A simple comment in a sacristy was the way the Holy Spirit spoke to the Pope.
While on his pilgrimage with the poor to Assisi on November 12, Pope Francis left his text to thank two French people present in the assembly: Cardinal Philippe Barbarin, archbishop emeritus of Lyon, and Étienne Villemain, founder of the Lazare Association and president of the Fratello Association, who was the inspiration behind the World Day of the Poor.
Turning to the cardinal who accompanied a group from France, the Pontiff declared: “He is among the poor, he too has suffered with dignity the experience of poverty, of abandonment, of distrust. And he has defended himself with silence and prayer.“
Pope Francis also thanked him for his help for the Fratello movement.
On January 30, 2020, Cardinal Barbarin was exonerated by the Lyon Court of Appeals in a trial where he was accused of failing to report the abuse of the former priest Bernard Preynat.

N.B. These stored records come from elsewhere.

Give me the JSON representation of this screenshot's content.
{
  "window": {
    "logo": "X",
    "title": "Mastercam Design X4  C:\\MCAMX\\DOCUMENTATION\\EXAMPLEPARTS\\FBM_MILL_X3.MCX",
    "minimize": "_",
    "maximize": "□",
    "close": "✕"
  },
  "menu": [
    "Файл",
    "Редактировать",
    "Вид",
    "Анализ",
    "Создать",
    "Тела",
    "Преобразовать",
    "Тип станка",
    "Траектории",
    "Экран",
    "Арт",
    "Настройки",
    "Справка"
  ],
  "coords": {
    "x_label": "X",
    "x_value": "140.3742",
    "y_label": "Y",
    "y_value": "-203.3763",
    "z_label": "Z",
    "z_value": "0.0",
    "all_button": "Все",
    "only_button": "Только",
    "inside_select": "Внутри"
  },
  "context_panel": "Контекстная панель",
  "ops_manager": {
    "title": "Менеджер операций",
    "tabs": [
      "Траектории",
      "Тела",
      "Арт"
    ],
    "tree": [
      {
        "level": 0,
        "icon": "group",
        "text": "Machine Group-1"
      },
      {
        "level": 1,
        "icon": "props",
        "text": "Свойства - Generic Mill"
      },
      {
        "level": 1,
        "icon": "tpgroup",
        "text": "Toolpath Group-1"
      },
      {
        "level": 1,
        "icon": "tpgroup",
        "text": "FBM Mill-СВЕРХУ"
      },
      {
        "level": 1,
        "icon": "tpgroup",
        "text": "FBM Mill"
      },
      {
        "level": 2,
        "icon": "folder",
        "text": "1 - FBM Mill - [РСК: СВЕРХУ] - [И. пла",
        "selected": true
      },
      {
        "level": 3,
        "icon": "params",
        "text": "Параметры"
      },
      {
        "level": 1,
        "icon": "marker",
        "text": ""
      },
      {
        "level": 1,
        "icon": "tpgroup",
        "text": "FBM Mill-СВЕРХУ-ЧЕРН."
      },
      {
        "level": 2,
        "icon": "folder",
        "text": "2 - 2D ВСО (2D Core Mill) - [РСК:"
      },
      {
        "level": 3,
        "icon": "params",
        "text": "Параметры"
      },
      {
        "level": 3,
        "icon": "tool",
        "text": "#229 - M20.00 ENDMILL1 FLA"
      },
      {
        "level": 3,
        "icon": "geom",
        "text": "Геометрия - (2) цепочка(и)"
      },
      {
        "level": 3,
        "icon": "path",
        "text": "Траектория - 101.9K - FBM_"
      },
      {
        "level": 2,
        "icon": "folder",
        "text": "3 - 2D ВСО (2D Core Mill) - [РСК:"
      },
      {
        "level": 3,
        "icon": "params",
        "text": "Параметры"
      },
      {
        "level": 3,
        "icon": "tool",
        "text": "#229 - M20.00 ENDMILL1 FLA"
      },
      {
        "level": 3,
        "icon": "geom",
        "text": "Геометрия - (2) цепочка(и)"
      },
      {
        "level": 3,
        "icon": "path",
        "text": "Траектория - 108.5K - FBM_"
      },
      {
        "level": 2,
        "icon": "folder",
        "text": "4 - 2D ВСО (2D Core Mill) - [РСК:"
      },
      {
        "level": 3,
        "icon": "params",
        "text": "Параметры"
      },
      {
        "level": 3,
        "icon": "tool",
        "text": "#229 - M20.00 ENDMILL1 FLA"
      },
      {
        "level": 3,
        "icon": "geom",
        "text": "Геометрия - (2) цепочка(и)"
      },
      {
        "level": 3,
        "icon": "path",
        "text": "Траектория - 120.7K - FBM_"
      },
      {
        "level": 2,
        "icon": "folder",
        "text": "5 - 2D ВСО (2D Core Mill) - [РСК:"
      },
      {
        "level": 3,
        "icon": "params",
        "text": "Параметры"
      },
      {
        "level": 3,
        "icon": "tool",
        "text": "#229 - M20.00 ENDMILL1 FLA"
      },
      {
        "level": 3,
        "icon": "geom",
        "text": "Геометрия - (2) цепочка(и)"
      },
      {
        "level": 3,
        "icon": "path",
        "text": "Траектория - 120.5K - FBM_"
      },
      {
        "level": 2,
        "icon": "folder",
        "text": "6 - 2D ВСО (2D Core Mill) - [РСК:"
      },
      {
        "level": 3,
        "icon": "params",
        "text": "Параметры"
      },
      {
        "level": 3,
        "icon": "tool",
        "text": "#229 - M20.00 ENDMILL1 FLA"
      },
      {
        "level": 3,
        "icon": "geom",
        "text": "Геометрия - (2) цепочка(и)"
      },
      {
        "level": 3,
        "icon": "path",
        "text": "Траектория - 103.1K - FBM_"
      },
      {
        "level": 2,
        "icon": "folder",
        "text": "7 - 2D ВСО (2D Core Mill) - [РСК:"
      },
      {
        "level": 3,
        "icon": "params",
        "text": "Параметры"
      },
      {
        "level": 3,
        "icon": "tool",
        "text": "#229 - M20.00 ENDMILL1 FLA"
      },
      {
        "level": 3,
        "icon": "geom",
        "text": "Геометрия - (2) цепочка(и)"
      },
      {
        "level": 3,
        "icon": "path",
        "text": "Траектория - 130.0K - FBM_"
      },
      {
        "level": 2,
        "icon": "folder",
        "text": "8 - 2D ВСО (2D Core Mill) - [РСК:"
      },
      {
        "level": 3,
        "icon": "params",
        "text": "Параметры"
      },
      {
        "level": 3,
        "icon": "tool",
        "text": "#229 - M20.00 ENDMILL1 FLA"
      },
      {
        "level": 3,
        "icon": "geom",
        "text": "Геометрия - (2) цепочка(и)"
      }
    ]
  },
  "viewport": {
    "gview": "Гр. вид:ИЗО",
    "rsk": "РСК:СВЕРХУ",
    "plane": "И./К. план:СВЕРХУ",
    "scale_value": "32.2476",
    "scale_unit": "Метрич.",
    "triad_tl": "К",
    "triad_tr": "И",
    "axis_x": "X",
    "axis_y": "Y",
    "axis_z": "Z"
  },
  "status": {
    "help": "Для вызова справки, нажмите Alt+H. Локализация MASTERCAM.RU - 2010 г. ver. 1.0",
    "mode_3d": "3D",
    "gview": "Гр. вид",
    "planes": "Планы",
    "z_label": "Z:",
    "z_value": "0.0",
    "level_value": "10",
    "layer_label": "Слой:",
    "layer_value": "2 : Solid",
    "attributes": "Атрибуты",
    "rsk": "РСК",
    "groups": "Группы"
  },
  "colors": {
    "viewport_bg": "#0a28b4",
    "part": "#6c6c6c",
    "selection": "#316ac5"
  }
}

During this time the Pope had not accepted the cardinal’s resignation, which he requested. The Pope did accept it the following March 6.
I.MEDIA spoke with him at the end of the celebration. He said he was delighted with how the World Day of the Poor has developed, “a grace proper to Pope Francis.” Poverty, he said, is the key to reading “his entire pontificate.”
The comment that led to a World Day
Just before his remarks to the cardinal, Pope Francis also pointed out the founder of Fratello, Étienne Villemain.
Pope Francis explained how Villemain was the inspiration of the World Day of the Poor in 2016.
I would like to thank God who gave us this idea of the Day of the Poor. An idea born in a rather strange way, in a sacristy. I was about to celebrate Mass and one of you – his name is Étienne – do you know him? He is an enfant terrible – Étienne suggested to me: “Let’s have a Day of the Poor.”
I went out and I felt that the Holy Spirit, inside, was telling me to do it. That is how it began: from the courage of one of you who has the courage to carry things forward. I thank him for his work over the years and the work of so many who accompany him.
And I would like to thank Cardinal [Barbarin] for his presence: he is among the poor, he too has suffered with dignity the experience of poverty, of abandonment, of distrust. And he has defended himself with silence and prayer. Thank you, Cardinal Barbarin, for your testimony which builds up the Church.